When living in Alaska, it's not unusual to come across wildlife. Living in a more remote area with a lot of nature surrounding it can lead to encounters with larger-than-life animals.
Unfortunately for Patrick Cooper, a 16-year-old from Anchorage, Alaska, he did not survive his animal encounter, but did manage to warn his brother it was happening.
Cooper was running in the Robert Spurr Memorial Hill Climb race through the Bird Ridge mountain. He was running up the mountain and had made it to the halfway point of his climb, getting ready to turn around and head back. Cooper was about 1.5 miles away from his starting point.
At 12:37pm, Patrick Cooper's brother received a text message from Patrick, letting him know a black bear was chasing after him.
Cooper's brother approached Brad Procosky, the race director, to let him know of his brother's imminent danger.
"I went off and talked to him about it, trying to get a straight story," Precosky said. "He was very shaken and had received this communication."
Immediately, a search was launched with the help of Chugach State Park rangers.
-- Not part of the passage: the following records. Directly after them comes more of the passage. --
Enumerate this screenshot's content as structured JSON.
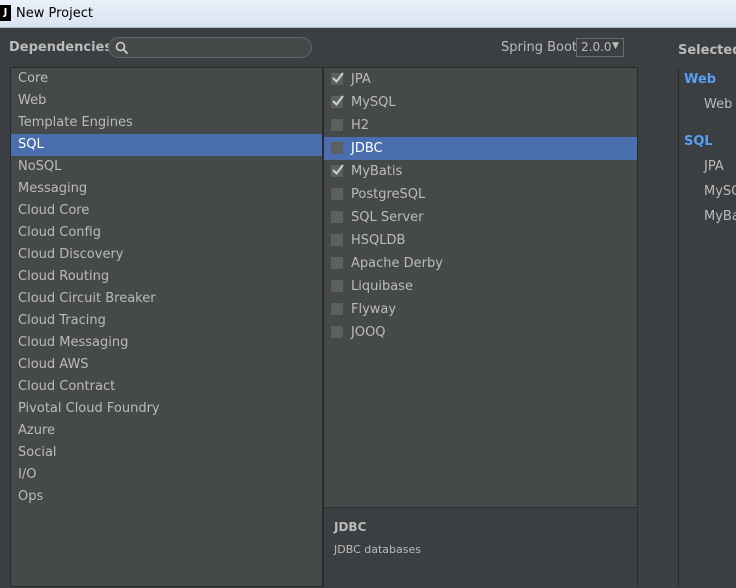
{
  "window": {
    "title": "New Project",
    "app_icon_glyph": "J"
  },
  "toolbar": {
    "dependencies_label": "Dependencies",
    "search_placeholder": "",
    "spring_boot_label": "Spring Boot",
    "spring_boot_version": "2.0.0"
  },
  "categories": [
    {
      "label": "Core",
      "selected": false
    },
    {
      "label": "Web",
      "selected": false
    },
    {
      "label": "Template Engines",
      "selected": false
    },
    {
      "label": "SQL",
      "selected": true
    },
    {
      "label": "NoSQL",
      "selected": false
    },
    {
      "label": "Messaging",
      "selected": false
    },
    {
      "label": "Cloud Core",
      "selected": false
    },
    {
      "label": "Cloud Config",
      "selected": false
    },
    {
      "label": "Cloud Discovery",
      "selected": false
    },
    {
      "label": "Cloud Routing",
      "selected": false
    },
    {
      "label": "Cloud Circuit Breaker",
      "selected": false
    },
    {
      "label": "Cloud Tracing",
      "selected": false
    },
    {
      "label": "Cloud Messaging",
      "selected": false
    },
    {
      "label": "Cloud AWS",
      "selected": false
    },
    {
      "label": "Cloud Contract",
      "selected": false
    },
    {
      "label": "Pivotal Cloud Foundry",
      "selected": false
    },
    {
      "label": "Azure",
      "selected": false
    },
    {
      "label": "Social",
      "selected": false
    },
    {
      "label": "I/O",
      "selected": false
    },
    {
      "label": "Ops",
      "selected": false
    }
  ],
  "dependencies": [
    {
      "label": "JPA",
      "checked": true,
      "selected": false
    },
    {
      "label": "MySQL",
      "checked": true,
      "selected": false
    },
    {
      "label": "H2",
      "checked": false,
      "selected": false
    },
    {
      "label": "JDBC",
      "checked": false,
      "selected": true
    },
    {
      "label": "MyBatis",
      "checked": true,
      "selected": false
    },
    {
      "label": "PostgreSQL",
      "checked": false,
      "selected": false
    },
    {
      "label": "SQL Server",
      "checked": false,
      "selected": false
    },
    {
      "label": "HSQLDB",
      "checked": false,
      "selected": false
    },
    {
      "label": "Apache Derby",
      "checked": false,
      "selected": false
    },
    {
      "label": "Liquibase",
      "checked": false,
      "selected": false
    },
    {
      "label": "Flyway",
      "checked": false,
      "selected": false
    },
    {
      "label": "JOOQ",
      "checked": false,
      "selected": false
    }
  ],
  "description": {
    "title": "JDBC",
    "text": "JDBC databases"
  },
  "selected_panel": {
    "header": "Selected D",
    "groups": [
      {
        "name": "Web",
        "items": [
          "Web"
        ]
      },
      {
        "name": "SQL",
        "items": [
          "JPA",
          "MySQL",
          "MyBatis"
        ]
      }
    ]
  },
  "colors": {
    "background": "#3c3f41",
    "list_background": "#45494a",
    "selection": "#4b6eaf",
    "group_heading": "#589df6",
    "text": "#bbbbbb"
  }
}
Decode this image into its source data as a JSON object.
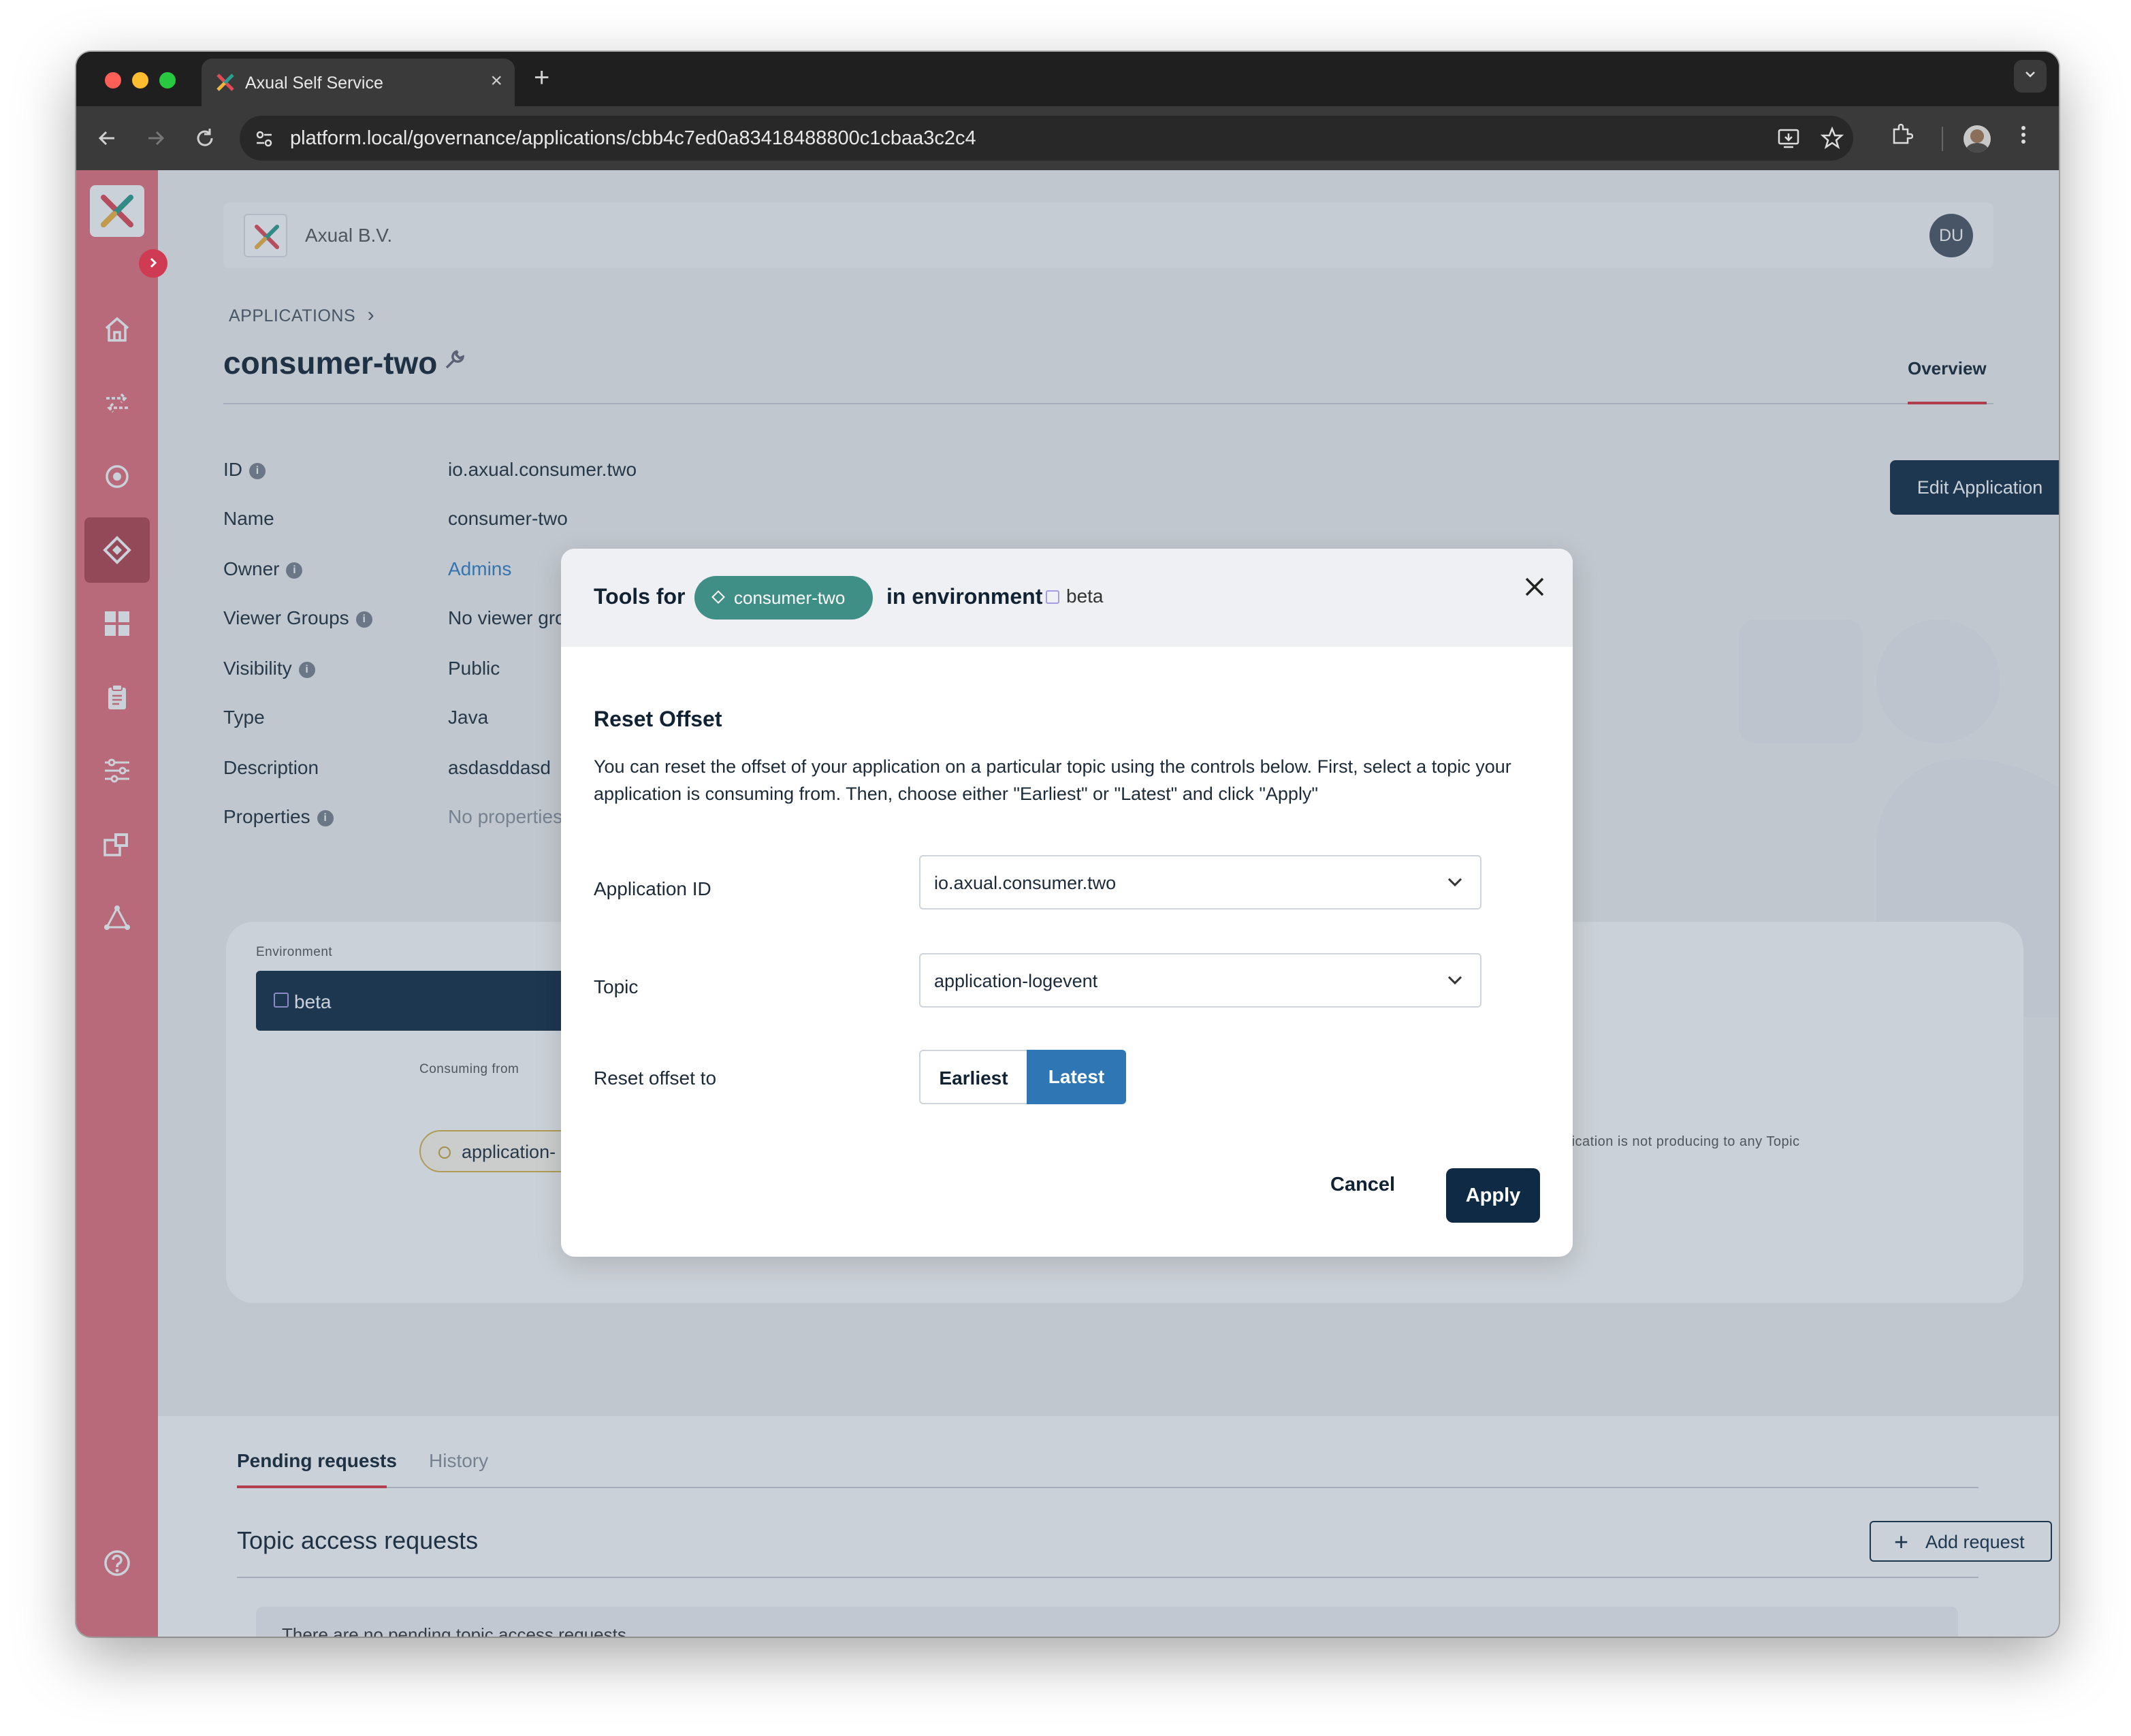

The search party used the GPS coordinates on the missing runner's phone and were off on a trail through the heavily wooded area.
They found the coordinates, and what they found left them stunned.
Continue reading to find out what they found, and what happened to the bear.
"The bear was remaining in the area where the young man was laying," said Tom Crockett, a park ranger with Chugach State Park.
Patrick Cooper was found 500 yards off the race trail down a 30 degree slope. Rangers believe the teen was chased to this location by the bear, but it is also possible Cooper adventured off by his own accord, and ended up getting himself in trouble.
When rangers approached the bear and Cooper's body, they shot the bear in an attempt to kill him. The bear ran away from the scene.
"It did definitely take a slug strike to the face when the ranger fired on it," Crockett said. "We know he struck it."
It's still unknown as to why the bear attacked Patrick Cooper, especially since bear encounters are so uncommon in those parts of the area.
"This young man didn't do anything wrong. He was just in the wrong place," Crockett said. "You can't predict which bear is going to be predatory."
The Bird Ridge trailhead will remain closed until the attacking black bear is located and killed.